Gothenburg Viking History

Like most Swedish cities, Gothenburg was inhabited by the Vikings from the late-eighth century. Sweden’s second-largest city still has much to appeal to modern-day travelers, from its neoclassical architecture to 17th-century canals. Here’s what you need to know to explore Gothenburg’s Viking past.

Viking History in Gothenburg

An important port whose west coast location made it a gateway to the North Sea and Atlantic, Gothenburg was a strategically important city for the Norse seafarers. The Vikings dominated the region around what is now present-day Sweden, Norway, and Denmark up until the mid-11th century, establishing trade routes around Europe, exploring America, and settling as far away as Russia and Ukraine. While brutal in their methods, the Vikings also demonstrated advanced engineering skills, as you can see in examples of their strong and extraordinarily seaworthy longboats.

Ways to Experience Viking History in Gothenburg

Traces of Gothenburg’s Viking history are few but the city is home to one star attraction—the impressively preserved remains of the Askekarr longboat. You can see the longboat and its runic inscriptions at the Museum of Gothenburg (entrance to which is included in the Gothenburg Pass). The building, the 18th-century home of the Swedish East India Company, is itself of interest to maritime history enthusiasts. 

The 10th-century Askekarr longboat was discovered in the nearby Ale Viking Farmstead, 19 miles (30 kilometers) away, a reconstructed version of which welcomes tourists. If you are here in June, you can also visit the Hornebore Ting Viking market in Hamburgssund, 79 miles (127 kilometers) north of Gothenburg. 

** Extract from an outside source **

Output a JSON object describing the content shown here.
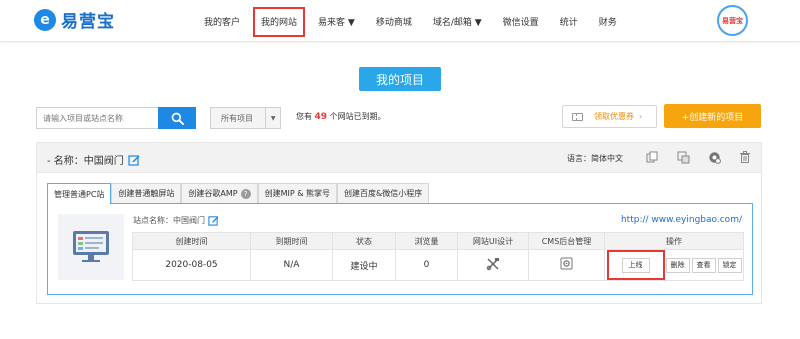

Explore the city at your own pace on foot, take a hop-on hop-off bus or boat excursion, or a guided bicycle tour.